## EXERCISE DETAILS
The records that follow are to be given again exactly.

[App and web page records]

============================================================

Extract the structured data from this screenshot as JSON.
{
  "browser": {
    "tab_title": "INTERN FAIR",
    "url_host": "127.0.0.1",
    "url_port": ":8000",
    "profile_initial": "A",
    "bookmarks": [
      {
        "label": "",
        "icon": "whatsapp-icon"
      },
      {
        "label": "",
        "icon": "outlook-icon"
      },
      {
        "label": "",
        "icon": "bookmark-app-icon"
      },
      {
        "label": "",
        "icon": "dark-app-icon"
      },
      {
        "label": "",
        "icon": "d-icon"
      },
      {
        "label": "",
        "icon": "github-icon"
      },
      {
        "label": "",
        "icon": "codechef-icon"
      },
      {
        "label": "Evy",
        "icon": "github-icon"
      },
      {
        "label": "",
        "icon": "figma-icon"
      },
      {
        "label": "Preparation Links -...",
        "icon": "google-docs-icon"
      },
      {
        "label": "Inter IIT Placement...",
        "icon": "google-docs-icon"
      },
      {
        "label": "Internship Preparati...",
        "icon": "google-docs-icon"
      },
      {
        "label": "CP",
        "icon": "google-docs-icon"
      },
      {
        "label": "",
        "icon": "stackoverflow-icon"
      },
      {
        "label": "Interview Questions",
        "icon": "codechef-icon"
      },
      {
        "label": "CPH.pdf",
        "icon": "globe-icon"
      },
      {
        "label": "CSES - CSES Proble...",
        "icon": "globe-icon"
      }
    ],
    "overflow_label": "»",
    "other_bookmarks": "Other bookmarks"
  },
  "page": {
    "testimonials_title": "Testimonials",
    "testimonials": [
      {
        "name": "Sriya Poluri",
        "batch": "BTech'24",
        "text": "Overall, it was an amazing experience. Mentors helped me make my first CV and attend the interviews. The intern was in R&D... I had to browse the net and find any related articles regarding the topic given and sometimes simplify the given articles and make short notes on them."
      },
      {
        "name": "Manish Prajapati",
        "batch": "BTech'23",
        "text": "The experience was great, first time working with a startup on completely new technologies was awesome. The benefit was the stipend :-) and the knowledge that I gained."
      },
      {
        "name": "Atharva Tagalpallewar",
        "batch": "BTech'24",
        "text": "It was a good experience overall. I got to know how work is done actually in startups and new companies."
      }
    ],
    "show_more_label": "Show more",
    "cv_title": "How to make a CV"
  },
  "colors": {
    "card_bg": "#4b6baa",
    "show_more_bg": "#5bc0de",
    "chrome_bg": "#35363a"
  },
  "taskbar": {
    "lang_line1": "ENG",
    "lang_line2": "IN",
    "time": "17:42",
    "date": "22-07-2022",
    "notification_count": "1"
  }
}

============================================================

## EXERCISE RESPONSE
Extract the structured data from this screenshot as JSON.
{
  "browser": {
    "tab_title": "INTERN FAIR",
    "url_host": "127.0.0.1",
    "url_port": ":8000",
    "profile_initial": "A",
    "bookmarks": [
      {
        "label": "",
        "icon": "whatsapp-icon"
      },
      {
        "label": "",
        "icon": "outlook-icon"
      },
      {
        "label": "",
        "icon": "bookmark-app-icon"
      },
      {
        "label": "",
        "icon": "dark-app-icon"
      },
      {
        "label": "",
        "icon": "d-icon"
      },
      {
        "label": "",
        "icon": "github-icon"
      },
      {
        "label": "",
        "icon": "codechef-icon"
      },
      {
        "label": "Evy",
        "icon": "github-icon"
      },
      {
        "label": "",
        "icon": "figma-icon"
      },
      {
        "label": "Preparation Links -...",
        "icon": "google-docs-icon"
      },
      {
        "label": "Inter IIT Placement...",
        "icon": "google-docs-icon"
      },
      {
        "label": "Internship Preparati...",
        "icon": "google-docs-icon"
      },
      {
        "label": "CP",
        "icon": "google-docs-icon"
      },
      {
        "label": "",
        "icon": "stackoverflow-icon"
      },
      {
        "label": "Interview Questions",
        "icon": "codechef-icon"
      },
      {
        "label": "CPH.pdf",
        "icon": "globe-icon"
      },
      {
        "label": "CSES - CSES Proble...",
        "icon": "globe-icon"
      }
    ],
    "overflow_label": "»",
    "other_bookmarks": "Other bookmarks"
  },
  "page": {
    "testimonials_title": "Testimonials",
    "testimonials": [
      {
        "name": "Sriya Poluri",
        "batch": "BTech'24",
        "text": "Overall, it was an amazing experience. Mentors helped me make my first CV and attend the interviews. The intern was in R&D... I had to browse the net and find any related articles regarding the topic given and sometimes simplify the given articles and make short notes on them."
      },
      {
        "name": "Manish Prajapati",
        "batch": "BTech'23",
        "text": "The experience was great, first time working with a startup on completely new technologies was awesome. The benefit was the stipend :-) and the knowledge that I gained."
      },
      {
        "name": "Atharva Tagalpallewar",
        "batch": "BTech'24",
        "text": "It was a good experience overall. I got to know how work is done actually in startups and new companies."
      }
    ],
    "show_more_label": "Show more",
    "cv_title": "How to make a CV"
  },
  "colors": {
    "card_bg": "#4b6baa",
    "show_more_bg": "#5bc0de",
    "chrome_bg": "#35363a"
  },
  "taskbar": {
    "lang_line1": "ENG",
    "lang_line2": "IN",
    "time": "17:42",
    "date": "22-07-2022",
    "notification_count": "1"
  }
}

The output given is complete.